No warnings were found for your selected drugs.

Therapeutic duplication warnings are only returned when drugs within the same group exceed the recommended therapeutic duplication maximum.

Drug Interaction Classification

These classifications are only a guideline. The relevance of a particular drug interaction to a specific individual is difficult to determine. Always consult your healthcare provider before starting or stopping any medication.
Major Highly clinically significant. Avoid combinations; the risk of the interaction outweighs the benefit.
Moderate Moderately clinically significant. Usually avoid combinations; use it only under special circumstances.
Minor Minimally clinically significant. Minimize risk; assess risk and consider an alternative drug, take steps to circumvent the interaction risk and/or institute a monitoring plan.
Unknown No interaction information available.

Further information
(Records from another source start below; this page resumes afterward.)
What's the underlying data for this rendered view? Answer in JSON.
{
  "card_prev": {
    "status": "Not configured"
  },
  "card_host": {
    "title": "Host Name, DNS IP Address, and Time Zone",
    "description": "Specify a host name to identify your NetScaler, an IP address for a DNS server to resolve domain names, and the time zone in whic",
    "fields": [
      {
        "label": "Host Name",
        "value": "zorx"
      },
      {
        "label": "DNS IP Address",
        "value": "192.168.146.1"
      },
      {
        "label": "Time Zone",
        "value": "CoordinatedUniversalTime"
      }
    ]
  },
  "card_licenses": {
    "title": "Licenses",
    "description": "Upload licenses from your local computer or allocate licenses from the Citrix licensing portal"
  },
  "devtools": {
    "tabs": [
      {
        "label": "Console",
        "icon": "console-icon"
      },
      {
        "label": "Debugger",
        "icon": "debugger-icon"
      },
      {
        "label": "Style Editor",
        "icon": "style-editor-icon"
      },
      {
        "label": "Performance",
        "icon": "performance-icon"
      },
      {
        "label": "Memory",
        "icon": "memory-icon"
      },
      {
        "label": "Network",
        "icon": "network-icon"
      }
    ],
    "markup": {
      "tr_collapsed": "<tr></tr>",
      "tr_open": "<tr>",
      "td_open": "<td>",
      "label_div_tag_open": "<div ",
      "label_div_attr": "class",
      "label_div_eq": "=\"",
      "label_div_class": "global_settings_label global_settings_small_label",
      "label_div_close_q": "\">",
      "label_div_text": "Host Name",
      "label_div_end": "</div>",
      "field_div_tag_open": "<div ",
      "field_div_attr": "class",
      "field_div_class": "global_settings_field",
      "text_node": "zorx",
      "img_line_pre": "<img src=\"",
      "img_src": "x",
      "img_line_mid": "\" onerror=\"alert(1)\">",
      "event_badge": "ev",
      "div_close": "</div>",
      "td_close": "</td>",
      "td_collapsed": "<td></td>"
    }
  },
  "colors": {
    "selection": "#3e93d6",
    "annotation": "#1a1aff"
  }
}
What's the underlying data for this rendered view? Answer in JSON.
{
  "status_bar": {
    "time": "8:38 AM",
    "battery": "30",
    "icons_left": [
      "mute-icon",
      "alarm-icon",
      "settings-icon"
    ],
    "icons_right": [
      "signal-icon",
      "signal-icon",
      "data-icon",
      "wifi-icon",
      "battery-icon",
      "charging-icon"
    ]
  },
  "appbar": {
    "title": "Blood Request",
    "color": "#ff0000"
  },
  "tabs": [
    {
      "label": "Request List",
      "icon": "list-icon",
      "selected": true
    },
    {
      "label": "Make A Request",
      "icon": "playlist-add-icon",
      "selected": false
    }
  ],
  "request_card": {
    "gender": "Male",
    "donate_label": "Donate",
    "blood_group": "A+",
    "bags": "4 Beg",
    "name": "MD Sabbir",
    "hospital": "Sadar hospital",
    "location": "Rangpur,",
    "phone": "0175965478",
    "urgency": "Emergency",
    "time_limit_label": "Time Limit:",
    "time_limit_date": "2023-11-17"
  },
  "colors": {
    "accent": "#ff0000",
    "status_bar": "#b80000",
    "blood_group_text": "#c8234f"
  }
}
Always consult your healthcare provider to ensure the information displayed on this page applies to your personal circumstances.